*WHAT IS REQUIRED*.
Lines containing the word "photo" are the ones to copy from the records below.

*DATA FOR ANALYSIS*.
== Segment start ==

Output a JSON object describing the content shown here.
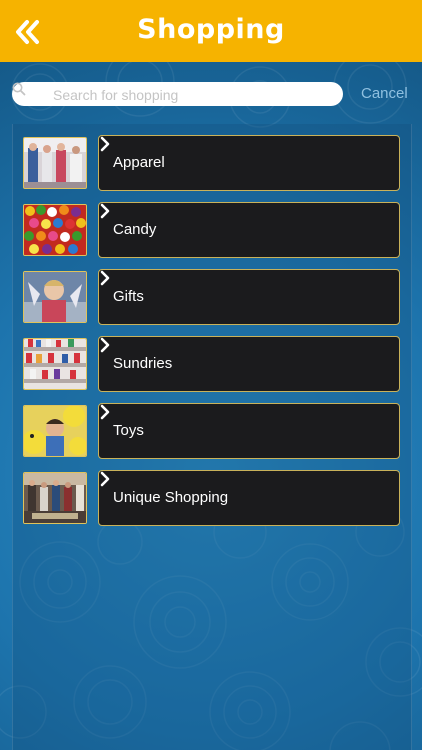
{
  "header": {
    "title": "Shopping",
    "back_icon": "double-chevron-left-icon"
  },
  "search": {
    "placeholder": "Search for shopping",
    "value": "",
    "cancel_label": "Cancel"
  },
  "colors": {
    "header": "#f6b300",
    "background": "#1b6fa6",
    "card": "#1b1b1d",
    "card_border": "#c9b25a"
  },
  "categories": [
    {
      "label": "Apparel",
      "thumb": "apparel-photo"
    },
    {
      "label": "Candy",
      "thumb": "candy-photo"
    },
    {
      "label": "Gifts",
      "thumb": "gifts-photo"
    },
    {
      "label": "Sundries",
      "thumb": "sundries-photo"
    },
    {
      "label": "Toys",
      "thumb": "toys-photo"
    },
    {
      "label": "Unique Shopping",
      "thumb": "unique-shopping-photo"
    }
  ]
}
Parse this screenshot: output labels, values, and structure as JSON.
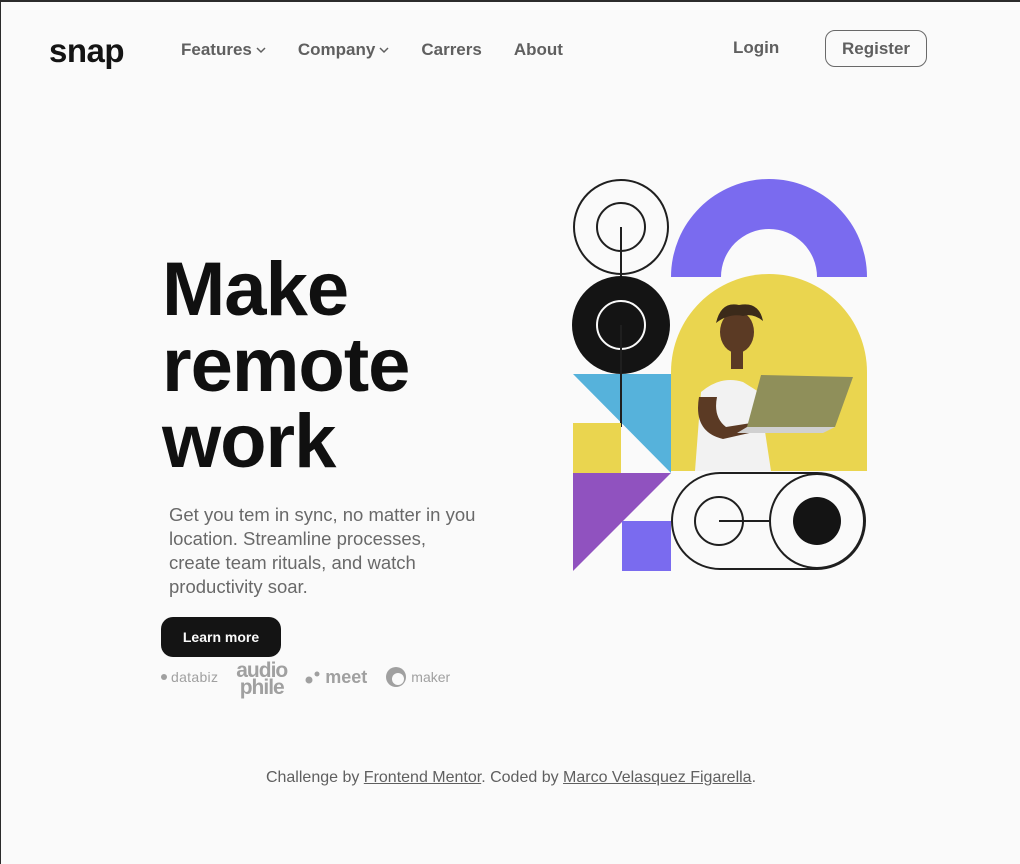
{
  "brand": {
    "logo": "snap"
  },
  "nav": {
    "items": [
      {
        "label": "Features",
        "has_dropdown": true
      },
      {
        "label": "Company",
        "has_dropdown": true
      },
      {
        "label": "Carrers",
        "has_dropdown": false
      },
      {
        "label": "About",
        "has_dropdown": false
      }
    ],
    "login_label": "Login",
    "register_label": "Register"
  },
  "hero": {
    "title_lines": [
      "Make",
      "remote",
      "work"
    ],
    "description": "Get you tem in sync, no matter in you location. Streamline processes, create team rituals, and watch productivity soar.",
    "cta_label": "Learn more"
  },
  "clients": {
    "databiz": "databiz",
    "audiophile_top": "audio",
    "audiophile_bottom": "phile",
    "meet": "meet",
    "maker": "maker"
  },
  "footer": {
    "prefix": "Challenge by ",
    "link1": "Frontend Mentor",
    "middle": ". Coded by ",
    "link2": "Marco Velasquez Figarella",
    "suffix": "."
  },
  "colors": {
    "text": "#141414",
    "muted": "#696969",
    "purple": "#7a6bef",
    "yellow": "#ead54f",
    "blue": "#56b2db",
    "violet": "#9052bf",
    "background": "#fafafa"
  }
}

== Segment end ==

*TASK RESPONSE*.
      "thumb": "apparel-photo"
      "thumb": "candy-photo"
      "thumb": "gifts-photo"
      "thumb": "sundries-photo"
      "thumb": "toys-photo"
      "thumb": "unique-shopping-photo"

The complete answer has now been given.